[Component data from apps and pages]

---------------

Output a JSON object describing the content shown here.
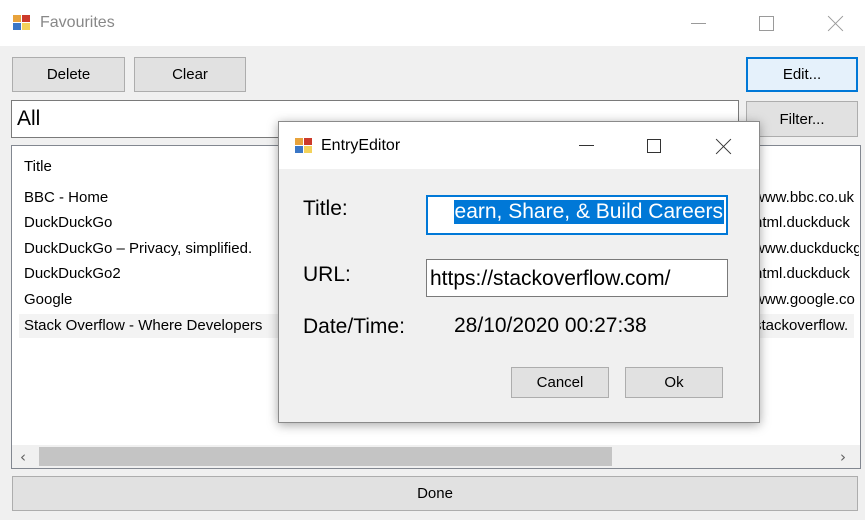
{
  "window": {
    "title": "Favourites"
  },
  "toolbar": {
    "delete_label": "Delete",
    "clear_label": "Clear",
    "edit_label": "Edit...",
    "filter_label": "Filter..."
  },
  "filter_combo": {
    "value": "All"
  },
  "list": {
    "column_title": "Title",
    "rows": [
      {
        "title": "BBC - Home",
        "url": "www.bbc.co.uk"
      },
      {
        "title": "DuckDuckGo",
        "url": "html.duckduck"
      },
      {
        "title": "DuckDuckGo – Privacy, simplified.",
        "url": "www.duckduckg"
      },
      {
        "title": "DuckDuckGo2",
        "url": "html.duckduck"
      },
      {
        "title": "Google",
        "url": "www.google.co"
      },
      {
        "title": "Stack Overflow - Where Developers",
        "url": "stackoverflow."
      }
    ],
    "selected_index": 5
  },
  "footer": {
    "done_label": "Done"
  },
  "dialog": {
    "title": "EntryEditor",
    "title_label": "Title:",
    "title_value": "earn, Share, & Build Careers",
    "url_label": "URL:",
    "url_value": "https://stackoverflow.com/",
    "datetime_label": "Date/Time:",
    "datetime_value": "28/10/2020 00:27:38",
    "cancel_label": "Cancel",
    "ok_label": "Ok"
  },
  "colors": {
    "accent": "#0078d7",
    "selection_bg": "#0078d7",
    "window_bg": "#f0f0f0"
  }
}
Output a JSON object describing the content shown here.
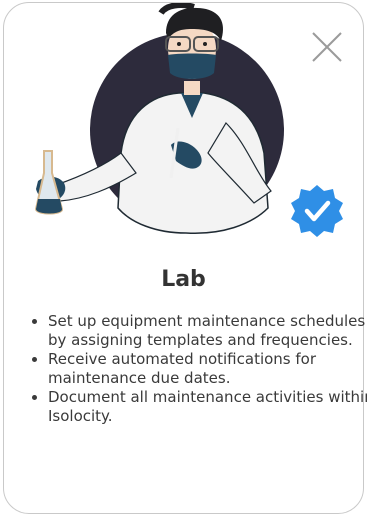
{
  "dialog": {
    "title": "Lab",
    "close_icon": "close-x-icon",
    "illustration_icon": "lab-scientist-illustration",
    "badge_icon": "verified-check-badge-icon",
    "features": [
      "Set up equipment maintenance schedules by assigning templates and frequencies.",
      "Receive automated notifications for maintenance due dates.",
      "Document all maintenance activities within Isolocity."
    ]
  },
  "colors": {
    "border": "#c9c9c9",
    "circle": "#2d2b3c",
    "badge": "#2f8fe6",
    "mask": "#244a63",
    "text": "#333333"
  }
}
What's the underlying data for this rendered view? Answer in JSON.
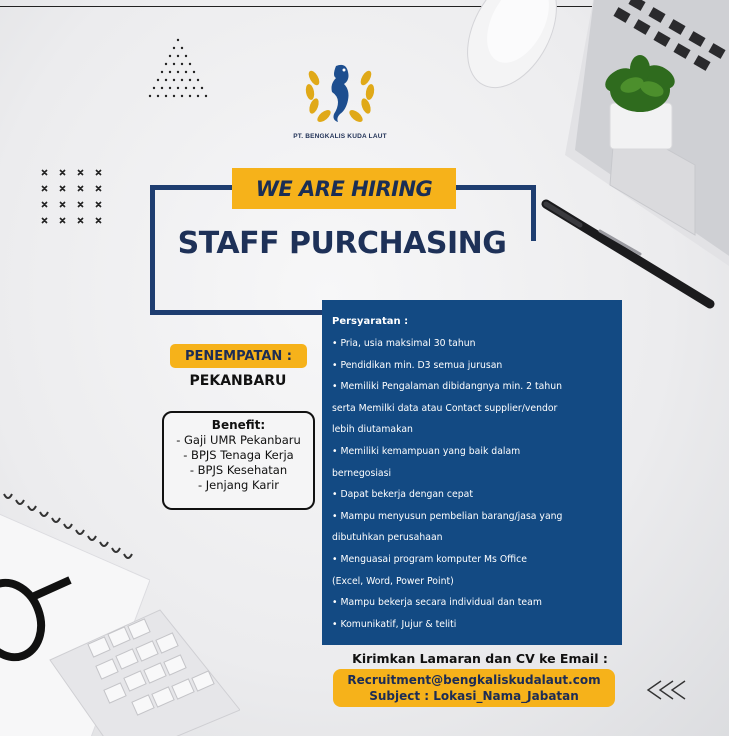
{
  "poster": {
    "company_name": "PT. BENGKALIS KUDA LAUT",
    "hiring_banner": "WE ARE HIRING",
    "job_title": "STAFF PURCHASING",
    "location": {
      "label": "PENEMPATAN :",
      "value": "PEKANBARU"
    },
    "benefit": {
      "title": "Benefit:",
      "items": [
        "- Gaji UMR Pekanbaru",
        "- BPJS Tenaga Kerja",
        "- BPJS Kesehatan",
        "- Jenjang Karir"
      ]
    },
    "requirements": {
      "heading": "Persyaratan :",
      "lines": [
        "• Pria, usia maksimal 30 tahun",
        "• Pendidikan min. D3 semua jurusan",
        "• Memiliki Pengalaman dibidangnya min. 2 tahun",
        "serta Memilki data atau Contact supplier/vendor",
        "lebih diutamakan",
        "• Memiliki kemampuan yang baik dalam",
        "bernegosiasi",
        "• Dapat bekerja dengan cepat",
        "• Mampu menyusun pembelian barang/jasa yang",
        "dibutuhkan perusahaan",
        "• Menguasai program komputer Ms Office",
        "(Excel, Word, Power Point)",
        "• Mampu bekerja secara individual dan team",
        "• Komunikatif, Jujur & teliti"
      ]
    },
    "contact": {
      "heading": "Kirimkan Lamaran dan CV ke Email :",
      "email": "Recruitment@bengkaliskudalaut.com",
      "subject": "Subject : Lokasi_Nama_Jabatan"
    },
    "icons": {
      "logo": "seahorse-logo",
      "rewind": "rewind-arrows-icon"
    },
    "colors": {
      "navy": "#134a83",
      "frame": "#1e3d70",
      "accent": "#f6b21a"
    }
  }
}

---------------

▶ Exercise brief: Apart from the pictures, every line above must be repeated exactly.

▶ Answer to the problem:
Output a JSON object describing the content shown here.
{
  "window": {
    "title": "Favourites"
  },
  "toolbar": {
    "delete_label": "Delete",
    "clear_label": "Clear",
    "edit_label": "Edit...",
    "filter_label": "Filter..."
  },
  "filter_combo": {
    "value": "All"
  },
  "list": {
    "column_title": "Title",
    "rows": [
      {
        "title": "BBC - Home",
        "url": "www.bbc.co.uk"
      },
      {
        "title": "DuckDuckGo",
        "url": "html.duckduck"
      },
      {
        "title": "DuckDuckGo – Privacy, simplified.",
        "url": "www.duckduckg"
      },
      {
        "title": "DuckDuckGo2",
        "url": "html.duckduck"
      },
      {
        "title": "Google",
        "url": "www.google.co"
      },
      {
        "title": "Stack Overflow - Where Developers",
        "url": "stackoverflow."
      }
    ],
    "selected_index": 5
  },
  "footer": {
    "done_label": "Done"
  },
  "dialog": {
    "title": "EntryEditor",
    "title_label": "Title:",
    "title_value": "earn, Share, & Build Careers",
    "url_label": "URL:",
    "url_value": "https://stackoverflow.com/",
    "datetime_label": "Date/Time:",
    "datetime_value": "28/10/2020 00:27:38",
    "cancel_label": "Cancel",
    "ok_label": "Ok"
  },
  "colors": {
    "accent": "#0078d7",
    "selection_bg": "#0078d7",
    "window_bg": "#f0f0f0"
  }
}
Output a JSON object describing the content shown here.
{
  "dialog": {
    "title": "Lab",
    "close_icon": "close-x-icon",
    "illustration_icon": "lab-scientist-illustration",
    "badge_icon": "verified-check-badge-icon",
    "features": [
      "Set up equipment maintenance schedules by assigning templates and frequencies.",
      "Receive automated notifications for maintenance due dates.",
      "Document all maintenance activities within Isolocity."
    ]
  },
  "colors": {
    "border": "#c9c9c9",
    "circle": "#2d2b3c",
    "badge": "#2f8fe6",
    "mask": "#244a63",
    "text": "#333333"
  }
}
What's the underlying data for this rendered view? Answer in JSON.
{
  "poster": {
    "company_name": "PT. BENGKALIS KUDA LAUT",
    "hiring_banner": "WE ARE HIRING",
    "job_title": "STAFF PURCHASING",
    "location": {
      "label": "PENEMPATAN :",
      "value": "PEKANBARU"
    },
    "benefit": {
      "title": "Benefit:",
      "items": [
        "- Gaji UMR Pekanbaru",
        "- BPJS Tenaga Kerja",
        "- BPJS Kesehatan",
        "- Jenjang Karir"
      ]
    },
    "requirements": {
      "heading": "Persyaratan :",
      "lines": [
        "• Pria, usia maksimal 30 tahun",
        "• Pendidikan min. D3 semua jurusan",
        "• Memiliki Pengalaman dibidangnya min. 2 tahun",
        "serta Memilki data atau Contact supplier/vendor",
        "lebih diutamakan",
        "• Memiliki kemampuan yang baik dalam",
        "bernegosiasi",
        "• Dapat bekerja dengan cepat",
        "• Mampu menyusun pembelian barang/jasa yang",
        "dibutuhkan perusahaan",
        "• Menguasai program komputer Ms Office",
        "(Excel, Word, Power Point)",
        "• Mampu bekerja secara individual dan team",
        "• Komunikatif, Jujur & teliti"
      ]
    },
    "contact": {
      "heading": "Kirimkan Lamaran dan CV ke Email :",
      "email": "Recruitment@bengkaliskudalaut.com",
      "subject": "Subject : Lokasi_Nama_Jabatan"
    },
    "icons": {
      "logo": "seahorse-logo",
      "rewind": "rewind-arrows-icon"
    },
    "colors": {
      "navy": "#134a83",
      "frame": "#1e3d70",
      "accent": "#f6b21a"
    }
  }
}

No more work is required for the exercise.